		for (; iter < MAX_NUM_ITERATIONS && gradientNorm >= 0.001; iter++)
			PVector GradientK;
			g_function.Gradient(Betas, GradientK);
			gradientNorm = GradientK.norm();
			//Compute the search direction
			PVector PK = -1 * BKinv * GradientK;

			MReal phi =;

			if (phi > 0) // hessian not positive definite
				BKinv = HessianMatrix::Identity();
				PK = -1 * GradientK;

			MReal alpha = (iter==0)? firstStepAlpha : line_searchAlpha(PK, Betas);
			//Update estimation of beta
			Betas = Betas + alpha * PK;
			// get the sk -> this is Betas_(k+1) - Betas_k
			PVector SK = alpha * PK;

			PVector GradientK1;
			g_function.Gradient(Betas, GradientK1);
			// get YK  -> this is Gradient_(k+1) - Gradient_k
			PVector YK = GradientK1 - GradientK;

			PVectorT YKT = YK.transpose();
			PVectorT SKT = SK.transpose();
			//Update BK
			MReal YKT_SK =;

			if (YKT_SK == 0.0f)

		    //Update BKinv
			MReal SKT_YK = SKT*YK;

			BKinv = BKinv + ((SKT_YK + (YKT*BKinv)*YK)*(SK*SKT)) / (SKT_YK*SKT_YK) - (((BKinv*YK)*SKT) + ((SK*YKT)*BKinv)) / SKT_YK;
		if (iter == MAX_NUM_ITERATIONS)

		printf("----------------# %d #---------------\n", test);
		fprintf(f, "----------------# %d #---------------\n",test);
		fprintf(f, "iter:%d error: %f\n", iter, (g_function.TestBetas - Betas).norm());
	fprintf(f, "NUMBER OF FAILS: %d", fails);

So this is it! The code is simple, the project is a good one for the weekend. I will continue with finding the image characteristics and probably do a similar tutorial like article.

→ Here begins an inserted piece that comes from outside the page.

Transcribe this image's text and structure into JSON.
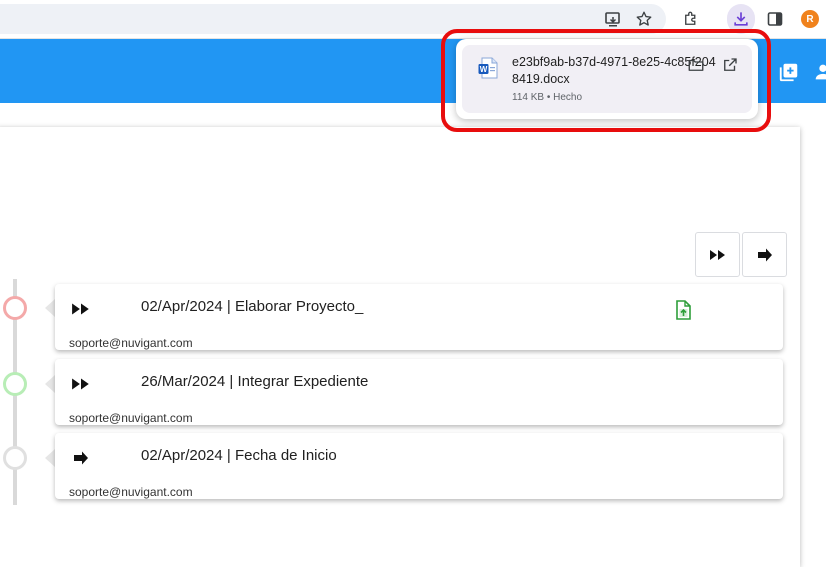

You can check the github of this project, but the code will probably change, so this commit is 0b77483 :).